• THE TASK:
If a record holds a picture, please leave the picture out and copy the rest of the record exactly.

• MATERIALS PROVIDED:

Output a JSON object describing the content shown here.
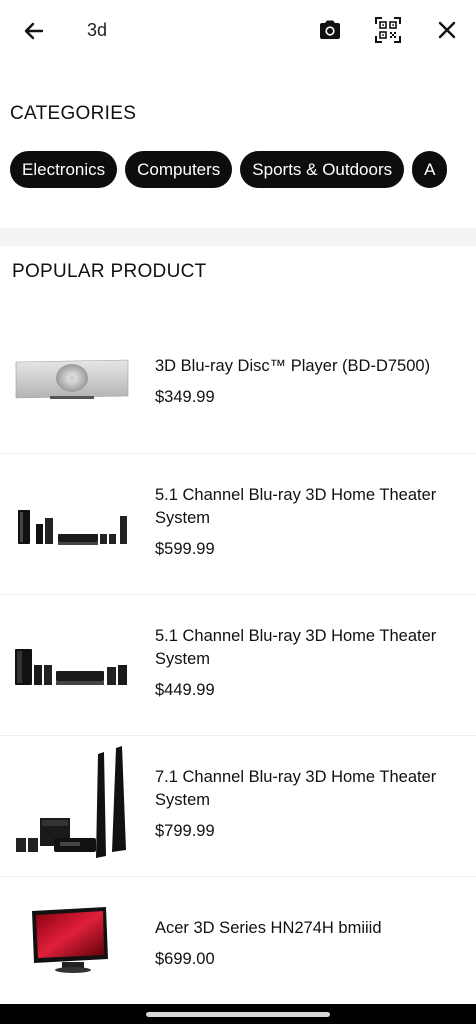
{
  "search": {
    "query": "3d"
  },
  "categories": {
    "title": "CATEGORIES",
    "items": [
      "Electronics",
      "Computers",
      "Sports & Outdoors",
      "A"
    ]
  },
  "popular": {
    "title": "POPULAR PRODUCT",
    "products": [
      {
        "name": "3D Blu-ray Disc™ Player (BD-D7500)",
        "price": "$349.99"
      },
      {
        "name": "5.1 Channel Blu-ray 3D Home Theater System",
        "price": "$599.99"
      },
      {
        "name": "5.1 Channel Blu-ray 3D Home Theater System",
        "price": "$449.99"
      },
      {
        "name": "7.1 Channel Blu-ray 3D Home Theater System",
        "price": "$799.99"
      },
      {
        "name": "Acer 3D Series HN274H bmiiid",
        "price": "$699.00"
      }
    ]
  },
  "icons": {
    "back": "arrow-left-icon",
    "camera": "camera-icon",
    "qr": "qr-code-icon",
    "close": "close-icon"
  },
  "colors": {
    "chip_bg": "#0d0d0d",
    "chip_text": "#ffffff",
    "band": "#f3f3f3"
  }
}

• RESPONSE TO THIS EXERCISE:
Output a JSON object describing the content shown here.
{
  "search": {
    "query": "3d"
  },
  "categories": {
    "title": "CATEGORIES",
    "items": [
      "Electronics",
      "Computers",
      "Sports & Outdoors",
      "A"
    ]
  },
  "popular": {
    "title": "POPULAR PRODUCT",
    "products": [
      {
        "name": "3D Blu-ray Disc™ Player (BD-D7500)",
        "price": "$349.99"
      },
      {
        "name": "5.1 Channel Blu-ray 3D Home Theater System",
        "price": "$599.99"
      },
      {
        "name": "5.1 Channel Blu-ray 3D Home Theater System",
        "price": "$449.99"
      },
      {
        "name": "7.1 Channel Blu-ray 3D Home Theater System",
        "price": "$799.99"
      },
      {
        "name": "Acer 3D Series HN274H bmiiid",
        "price": "$699.00"
      }
    ]
  },
  "icons": {
    "back": "arrow-left-icon",
    "camera": "camera-icon",
    "qr": "qr-code-icon",
    "close": "close-icon"
  },
  "colors": {
    "chip_bg": "#0d0d0d",
    "chip_text": "#ffffff",
    "band": "#f3f3f3"
  }
}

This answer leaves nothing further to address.